- [Task to complete]
Return every entry in the listing word for word.

- [Records provided]
◆ ◆ ◆ ◆ ◆

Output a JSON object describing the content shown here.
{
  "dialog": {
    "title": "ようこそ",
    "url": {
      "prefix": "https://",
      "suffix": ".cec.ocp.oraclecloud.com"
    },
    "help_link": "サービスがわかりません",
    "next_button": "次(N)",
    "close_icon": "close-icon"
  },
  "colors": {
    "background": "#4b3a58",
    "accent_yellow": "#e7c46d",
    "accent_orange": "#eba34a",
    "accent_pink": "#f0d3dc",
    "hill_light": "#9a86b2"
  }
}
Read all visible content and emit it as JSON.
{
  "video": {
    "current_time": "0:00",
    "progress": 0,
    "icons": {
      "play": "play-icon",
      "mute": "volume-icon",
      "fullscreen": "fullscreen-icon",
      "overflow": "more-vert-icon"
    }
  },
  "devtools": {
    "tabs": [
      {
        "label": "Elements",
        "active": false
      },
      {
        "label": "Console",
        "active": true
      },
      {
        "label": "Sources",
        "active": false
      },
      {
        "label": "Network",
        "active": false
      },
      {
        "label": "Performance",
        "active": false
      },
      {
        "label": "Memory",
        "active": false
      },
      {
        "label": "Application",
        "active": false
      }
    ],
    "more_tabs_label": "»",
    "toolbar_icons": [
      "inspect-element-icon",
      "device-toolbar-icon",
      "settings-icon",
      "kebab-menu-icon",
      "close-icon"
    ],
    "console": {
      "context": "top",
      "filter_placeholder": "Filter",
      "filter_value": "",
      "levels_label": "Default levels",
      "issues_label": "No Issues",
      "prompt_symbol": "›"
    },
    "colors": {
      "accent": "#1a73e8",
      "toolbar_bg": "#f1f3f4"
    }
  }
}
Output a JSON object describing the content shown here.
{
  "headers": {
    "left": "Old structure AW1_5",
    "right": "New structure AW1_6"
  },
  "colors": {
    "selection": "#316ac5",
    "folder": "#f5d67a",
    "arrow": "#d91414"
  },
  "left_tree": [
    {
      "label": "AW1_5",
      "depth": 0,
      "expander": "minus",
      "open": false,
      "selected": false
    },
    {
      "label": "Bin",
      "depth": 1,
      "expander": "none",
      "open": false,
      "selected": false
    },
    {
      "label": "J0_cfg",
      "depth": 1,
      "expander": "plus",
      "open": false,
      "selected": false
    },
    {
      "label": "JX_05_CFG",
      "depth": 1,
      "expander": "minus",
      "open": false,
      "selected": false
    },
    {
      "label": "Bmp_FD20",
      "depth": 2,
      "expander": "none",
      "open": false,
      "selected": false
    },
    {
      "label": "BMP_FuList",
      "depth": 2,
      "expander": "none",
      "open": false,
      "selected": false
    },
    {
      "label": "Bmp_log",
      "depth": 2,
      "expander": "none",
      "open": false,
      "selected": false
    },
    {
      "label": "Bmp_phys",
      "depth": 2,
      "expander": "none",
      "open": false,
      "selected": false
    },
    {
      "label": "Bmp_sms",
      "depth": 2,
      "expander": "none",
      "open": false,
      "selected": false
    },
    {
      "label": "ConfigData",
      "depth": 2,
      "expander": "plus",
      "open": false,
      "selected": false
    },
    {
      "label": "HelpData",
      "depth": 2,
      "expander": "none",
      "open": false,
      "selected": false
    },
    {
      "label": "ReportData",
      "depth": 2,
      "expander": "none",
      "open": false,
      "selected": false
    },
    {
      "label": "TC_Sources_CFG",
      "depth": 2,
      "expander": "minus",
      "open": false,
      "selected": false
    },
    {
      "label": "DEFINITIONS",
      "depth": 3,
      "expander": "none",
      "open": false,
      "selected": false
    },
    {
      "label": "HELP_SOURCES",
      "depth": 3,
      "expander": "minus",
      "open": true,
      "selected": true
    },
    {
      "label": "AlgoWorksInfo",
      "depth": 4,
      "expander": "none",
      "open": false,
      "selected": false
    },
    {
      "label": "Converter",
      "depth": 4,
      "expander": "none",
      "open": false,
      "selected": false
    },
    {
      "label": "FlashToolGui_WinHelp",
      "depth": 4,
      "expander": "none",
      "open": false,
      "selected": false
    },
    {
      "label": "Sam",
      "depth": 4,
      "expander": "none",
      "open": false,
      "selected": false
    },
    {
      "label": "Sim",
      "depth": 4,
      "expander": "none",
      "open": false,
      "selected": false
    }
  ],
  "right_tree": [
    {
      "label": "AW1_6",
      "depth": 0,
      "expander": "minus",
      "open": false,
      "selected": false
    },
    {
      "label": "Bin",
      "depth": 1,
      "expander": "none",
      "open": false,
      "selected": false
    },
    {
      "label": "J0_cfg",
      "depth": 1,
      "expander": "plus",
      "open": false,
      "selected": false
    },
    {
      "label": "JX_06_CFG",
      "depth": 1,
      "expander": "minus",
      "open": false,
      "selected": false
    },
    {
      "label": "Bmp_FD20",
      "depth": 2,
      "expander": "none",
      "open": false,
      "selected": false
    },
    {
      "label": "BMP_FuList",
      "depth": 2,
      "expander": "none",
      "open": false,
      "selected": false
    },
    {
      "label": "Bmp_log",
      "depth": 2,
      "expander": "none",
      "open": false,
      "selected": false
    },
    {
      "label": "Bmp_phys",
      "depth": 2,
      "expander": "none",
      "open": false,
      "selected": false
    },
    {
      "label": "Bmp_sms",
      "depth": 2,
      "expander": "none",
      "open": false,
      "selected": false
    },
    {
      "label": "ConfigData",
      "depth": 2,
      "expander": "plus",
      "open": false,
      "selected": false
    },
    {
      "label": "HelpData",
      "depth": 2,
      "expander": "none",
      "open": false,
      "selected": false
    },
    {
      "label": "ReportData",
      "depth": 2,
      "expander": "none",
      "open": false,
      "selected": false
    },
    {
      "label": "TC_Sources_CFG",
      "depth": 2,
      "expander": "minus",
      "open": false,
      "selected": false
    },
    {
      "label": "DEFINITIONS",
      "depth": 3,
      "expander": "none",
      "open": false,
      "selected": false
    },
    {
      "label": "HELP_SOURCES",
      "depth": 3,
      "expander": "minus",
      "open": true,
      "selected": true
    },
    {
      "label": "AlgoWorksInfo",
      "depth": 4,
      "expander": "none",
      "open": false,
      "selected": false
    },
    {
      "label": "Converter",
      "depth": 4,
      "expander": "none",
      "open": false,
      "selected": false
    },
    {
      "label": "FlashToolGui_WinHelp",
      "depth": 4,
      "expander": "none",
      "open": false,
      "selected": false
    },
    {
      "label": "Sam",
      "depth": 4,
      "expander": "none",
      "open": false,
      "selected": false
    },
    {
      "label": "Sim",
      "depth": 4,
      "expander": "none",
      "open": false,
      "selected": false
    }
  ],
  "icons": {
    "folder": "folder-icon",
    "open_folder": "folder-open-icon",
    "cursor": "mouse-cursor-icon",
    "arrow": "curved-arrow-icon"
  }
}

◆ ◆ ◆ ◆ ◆

- [Solution to this task]
Output a JSON object describing the content shown here.
{
  "dialog": {
    "title": "ようこそ",
    "url": {
      "prefix": "https://",
      "suffix": ".cec.ocp.oraclecloud.com"
    },
    "help_link": "サービスがわかりません",
    "next_button": "次(N)",
    "close_icon": "close-icon"
  },
  "colors": {
    "background": "#4b3a58",
    "accent_yellow": "#e7c46d",
    "accent_orange": "#eba34a",
    "accent_pink": "#f0d3dc",
    "hill_light": "#9a86b2"
  }
}
Read all visible content and emit it as JSON.
{
  "video": {
    "current_time": "0:00",
    "progress": 0,
    "icons": {
      "play": "play-icon",
      "mute": "volume-icon",
      "fullscreen": "fullscreen-icon",
      "overflow": "more-vert-icon"
    }
  },
  "devtools": {
    "tabs": [
      {
        "label": "Elements",
        "active": false
      },
      {
        "label": "Console",
        "active": true
      },
      {
        "label": "Sources",
        "active": false
      },
      {
        "label": "Network",
        "active": false
      },
      {
        "label": "Performance",
        "active": false
      },
      {
        "label": "Memory",
        "active": false
      },
      {
        "label": "Application",
        "active": false
      }
    ],
    "more_tabs_label": "»",
    "toolbar_icons": [
      "inspect-element-icon",
      "device-toolbar-icon",
      "settings-icon",
      "kebab-menu-icon",
      "close-icon"
    ],
    "console": {
      "context": "top",
      "filter_placeholder": "Filter",
      "filter_value": "",
      "levels_label": "Default levels",
      "issues_label": "No Issues",
      "prompt_symbol": "›"
    },
    "colors": {
      "accent": "#1a73e8",
      "toolbar_bg": "#f1f3f4"
    }
  }
}
Output a JSON object describing the content shown here.
{
  "headers": {
    "left": "Old structure AW1_5",
    "right": "New structure AW1_6"
  },
  "colors": {
    "selection": "#316ac5",
    "folder": "#f5d67a",
    "arrow": "#d91414"
  },
  "left_tree": [
    {
      "label": "AW1_5",
      "depth": 0,
      "expander": "minus",
      "open": false,
      "selected": false
    },
    {
      "label": "Bin",
      "depth": 1,
      "expander": "none",
      "open": false,
      "selected": false
    },
    {
      "label": "J0_cfg",
      "depth": 1,
      "expander": "plus",
      "open": false,
      "selected": false
    },
    {
      "label": "JX_05_CFG",
      "depth": 1,
      "expander": "minus",
      "open": false,
      "selected": false
    },
    {
      "label": "Bmp_FD20",
      "depth": 2,
      "expander": "none",
      "open": false,
      "selected": false
    },
    {
      "label": "BMP_FuList",
      "depth": 2,
      "expander": "none",
      "open": false,
      "selected": false
    },
    {
      "label": "Bmp_log",
      "depth": 2,
      "expander": "none",
      "open": false,
      "selected": false
    },
    {
      "label": "Bmp_phys",
      "depth": 2,
      "expander": "none",
      "open": false,
      "selected": false
    },
    {
      "label": "Bmp_sms",
      "depth": 2,
      "expander": "none",
      "open": false,
      "selected": false
    },
    {
      "label": "ConfigData",
      "depth": 2,
      "expander": "plus",
      "open": false,
      "selected": false
    },
    {
      "label": "HelpData",
      "depth": 2,
      "expander": "none",
      "open": false,
      "selected": false
    },
    {
      "label": "ReportData",
      "depth": 2,
      "expander": "none",
      "open": false,
      "selected": false
    },
    {
      "label": "TC_Sources_CFG",
      "depth": 2,
      "expander": "minus",
      "open": false,
      "selected": false
    },
    {
      "label": "DEFINITIONS",
      "depth": 3,
      "expander": "none",
      "open": false,
      "selected": false
    },
    {
      "label": "HELP_SOURCES",
      "depth": 3,
      "expander": "minus",
      "open": true,
      "selected": true
    },
    {
      "label": "AlgoWorksInfo",
      "depth": 4,
      "expander": "none",
      "open": false,
      "selected": false
    },
    {
      "label": "Converter",
      "depth": 4,
      "expander": "none",
      "open": false,
      "selected": false
    },
    {
      "label": "FlashToolGui_WinHelp",
      "depth": 4,
      "expander": "none",
      "open": false,
      "selected": false
    },
    {
      "label": "Sam",
      "depth": 4,
      "expander": "none",
      "open": false,
      "selected": false
    },
    {
      "label": "Sim",
      "depth": 4,
      "expander": "none",
      "open": false,
      "selected": false
    }
  ],
  "right_tree": [
    {
      "label": "AW1_6",
      "depth": 0,
      "expander": "minus",
      "open": false,
      "selected": false
    },
    {
      "label": "Bin",
      "depth": 1,
      "expander": "none",
      "open": false,
      "selected": false
    },
    {
      "label": "J0_cfg",
      "depth": 1,
      "expander": "plus",
      "open": false,
      "selected": false
    },
    {
      "label": "JX_06_CFG",
      "depth": 1,
      "expander": "minus",
      "open": false,
      "selected": false
    },
    {
      "label": "Bmp_FD20",
      "depth": 2,
      "expander": "none",
      "open": false,
      "selected": false
    },
    {
      "label": "BMP_FuList",
      "depth": 2,
      "expander": "none",
      "open": false,
      "selected": false
    },
    {
      "label": "Bmp_log",
      "depth": 2,
      "expander": "none",
      "open": false,
      "selected": false
    },
    {
      "label": "Bmp_phys",
      "depth": 2,
      "expander": "none",
      "open": false,
      "selected": false
    },
    {
      "label": "Bmp_sms",
      "depth": 2,
      "expander": "none",
      "open": false,
      "selected": false
    },
    {
      "label": "ConfigData",
      "depth": 2,
      "expander": "plus",
      "open": false,
      "selected": false
    },
    {
      "label": "HelpData",
      "depth": 2,
      "expander": "none",
      "open": false,
      "selected": false
    },
    {
      "label": "ReportData",
      "depth": 2,
      "expander": "none",
      "open": false,
      "selected": false
    },
    {
      "label": "TC_Sources_CFG",
      "depth": 2,
      "expander": "minus",
      "open": false,
      "selected": false
    },
    {
      "label": "DEFINITIONS",
      "depth": 3,
      "expander": "none",
      "open": false,
      "selected": false
    },
    {
      "label": "HELP_SOURCES",
      "depth": 3,
      "expander": "minus",
      "open": true,
      "selected": true
    },
    {
      "label": "AlgoWorksInfo",
      "depth": 4,
      "expander": "none",
      "open": false,
      "selected": false
    },
    {
      "label": "Converter",
      "depth": 4,
      "expander": "none",
      "open": false,
      "selected": false
    },
    {
      "label": "FlashToolGui_WinHelp",
      "depth": 4,
      "expander": "none",
      "open": false,
      "selected": false
    },
    {
      "label": "Sam",
      "depth": 4,
      "expander": "none",
      "open": false,
      "selected": false
    },
    {
      "label": "Sim",
      "depth": 4,
      "expander": "none",
      "open": false,
      "selected": false
    }
  ],
  "icons": {
    "folder": "folder-icon",
    "open_folder": "folder-open-icon",
    "cursor": "mouse-cursor-icon",
    "arrow": "curved-arrow-icon"
  }
}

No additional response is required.